Tempest offers ten tracks of inimitable rawness and surprising beauty, to be played at maximum volume.
Ever since Glenn Branca and his merry men (including a very young Lee Ranaldo) created The Ascension in 1981, the no-wave noise rock movement has known no bounds. The band at the forefront of this sound is one that Ranaldo would go on to be a part of, Sonic Youth, but there have been 1000s of imitators attempting to harness the lightning-in-a-bottle mixture of serrated distortion, off-kilter pop aesthetics, aberrant aggression and high-end audacity, with varying results.

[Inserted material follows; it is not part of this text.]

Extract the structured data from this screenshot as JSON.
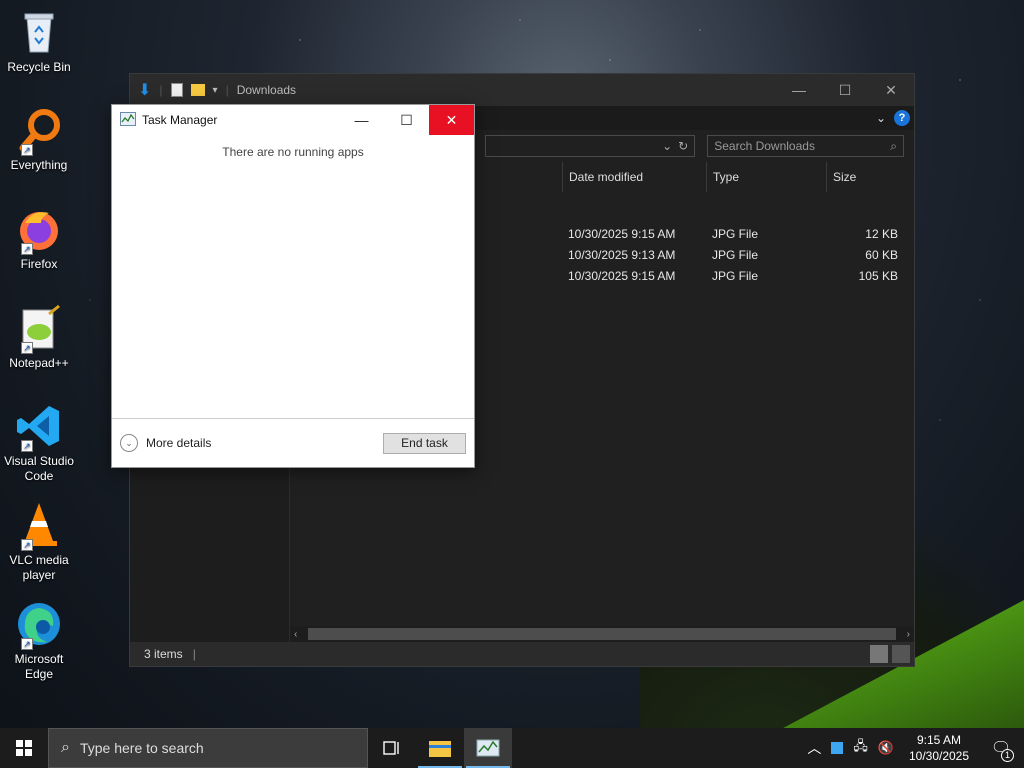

Other bands merely aped the sound and made it their own, and whilst Blonde Redhead has moved off into other sonic realms, Washington trio Broken Water continue digging for fire on sophomore album Tempest – and come up with some burning gems.

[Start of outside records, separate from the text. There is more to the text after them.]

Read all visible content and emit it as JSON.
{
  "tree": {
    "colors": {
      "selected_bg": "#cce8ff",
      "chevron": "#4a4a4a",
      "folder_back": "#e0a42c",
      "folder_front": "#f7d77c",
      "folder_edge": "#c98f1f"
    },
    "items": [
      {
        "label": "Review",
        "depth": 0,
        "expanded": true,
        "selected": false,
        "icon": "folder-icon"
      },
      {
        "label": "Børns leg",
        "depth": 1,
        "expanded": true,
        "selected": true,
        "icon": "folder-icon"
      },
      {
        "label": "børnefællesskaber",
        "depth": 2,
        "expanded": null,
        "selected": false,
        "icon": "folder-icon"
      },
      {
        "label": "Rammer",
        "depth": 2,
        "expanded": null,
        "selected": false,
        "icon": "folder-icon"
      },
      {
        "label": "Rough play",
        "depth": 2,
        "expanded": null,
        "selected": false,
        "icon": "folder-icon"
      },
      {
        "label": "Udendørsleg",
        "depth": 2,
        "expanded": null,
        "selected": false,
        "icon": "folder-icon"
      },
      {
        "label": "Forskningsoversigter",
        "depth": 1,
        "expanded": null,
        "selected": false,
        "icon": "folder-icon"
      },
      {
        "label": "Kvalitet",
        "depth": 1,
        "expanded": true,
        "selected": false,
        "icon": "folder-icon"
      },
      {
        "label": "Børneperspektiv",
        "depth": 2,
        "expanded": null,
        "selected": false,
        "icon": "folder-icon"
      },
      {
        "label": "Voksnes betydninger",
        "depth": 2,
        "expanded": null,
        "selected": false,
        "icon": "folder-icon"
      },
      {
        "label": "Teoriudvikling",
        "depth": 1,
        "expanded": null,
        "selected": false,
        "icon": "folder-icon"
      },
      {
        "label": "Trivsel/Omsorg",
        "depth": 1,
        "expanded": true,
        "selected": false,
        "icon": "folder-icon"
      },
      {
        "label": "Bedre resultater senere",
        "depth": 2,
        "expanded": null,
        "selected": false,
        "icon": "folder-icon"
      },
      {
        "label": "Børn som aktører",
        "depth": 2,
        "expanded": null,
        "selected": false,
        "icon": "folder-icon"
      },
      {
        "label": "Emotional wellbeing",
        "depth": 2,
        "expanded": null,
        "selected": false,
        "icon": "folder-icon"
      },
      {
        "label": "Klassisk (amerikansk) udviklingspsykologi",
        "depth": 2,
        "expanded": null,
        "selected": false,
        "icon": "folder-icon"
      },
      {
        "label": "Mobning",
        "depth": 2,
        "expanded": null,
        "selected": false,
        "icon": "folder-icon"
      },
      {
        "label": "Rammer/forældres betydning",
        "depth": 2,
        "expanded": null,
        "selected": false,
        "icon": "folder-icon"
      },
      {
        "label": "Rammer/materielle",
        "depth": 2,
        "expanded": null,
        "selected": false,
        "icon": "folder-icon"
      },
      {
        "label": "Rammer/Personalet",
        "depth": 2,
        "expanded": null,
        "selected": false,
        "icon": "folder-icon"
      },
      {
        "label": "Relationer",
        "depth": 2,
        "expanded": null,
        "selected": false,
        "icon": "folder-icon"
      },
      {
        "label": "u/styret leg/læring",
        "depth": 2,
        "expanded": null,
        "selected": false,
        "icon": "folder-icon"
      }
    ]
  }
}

Opening number Drown is representative – droning, chugging guitars that erupt into walls of noise, whilst drummer Kanako Pooknyw's vocals are relatively indiscernible, remaining subdued for the most part. She shares vocal duties with guitarist Jon Hanna, which again throws up the Sonic Youth signals, especially on Coming Down and Paranoid where Thurston Moore comparisons are inevitable. Hulking juggernaut Underground owes as much to Kurt Cobain as it does to Moore, whilst the slow dirge of River Under The River is haunting even as it bludgeons. Chantal Sezer breaks out of tradition (but not noise levels) offering a languorous pop malaise like a shoegaze ballad being played in a vat of molasses. Closing track When You Said even opens with some elegant acoustic strumming before all hell breaks loose once more.

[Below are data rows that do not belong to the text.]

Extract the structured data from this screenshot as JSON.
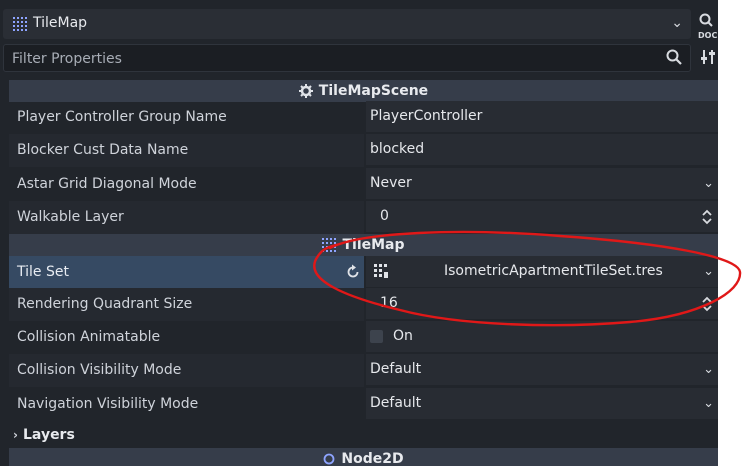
{
  "node_selector": {
    "label": "TileMap",
    "icon": "tilemap-grid-icon"
  },
  "filter": {
    "placeholder": "Filter Properties"
  },
  "sections": {
    "tilemapscene": "TileMapScene",
    "tilemap": "TileMap",
    "node2d": "Node2D"
  },
  "properties": {
    "player_group": {
      "label": "Player Controller Group Name",
      "value": "PlayerController"
    },
    "blocker": {
      "label": "Blocker Cust Data Name",
      "value": "blocked"
    },
    "astar": {
      "label": "Astar Grid Diagonal Mode",
      "value": "Never"
    },
    "walkable": {
      "label": "Walkable Layer",
      "value": "0"
    },
    "tileset": {
      "label": "Tile Set",
      "value": "IsometricApartmentTileSet.tres"
    },
    "quadrant": {
      "label": "Rendering Quadrant Size",
      "value": "16"
    },
    "collision_anim": {
      "label": "Collision Animatable",
      "value": "On"
    },
    "collision_vis": {
      "label": "Collision Visibility Mode",
      "value": "Default"
    },
    "nav_vis": {
      "label": "Navigation Visibility Mode",
      "value": "Default"
    }
  },
  "layers": {
    "label": "Layers"
  },
  "doc_button": {
    "label": "DOC"
  },
  "colors": {
    "panel_bg": "#21252b",
    "section_header": "#363d4a",
    "selected_row": "#364a63",
    "annotation": "#e01818"
  }
}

Tempest isn't breaking new boundaries, yet that clearly isn't the purpose. Instead, it offers ten tracks of inimitable rawness and surprising beauty, to be played at maximum volume.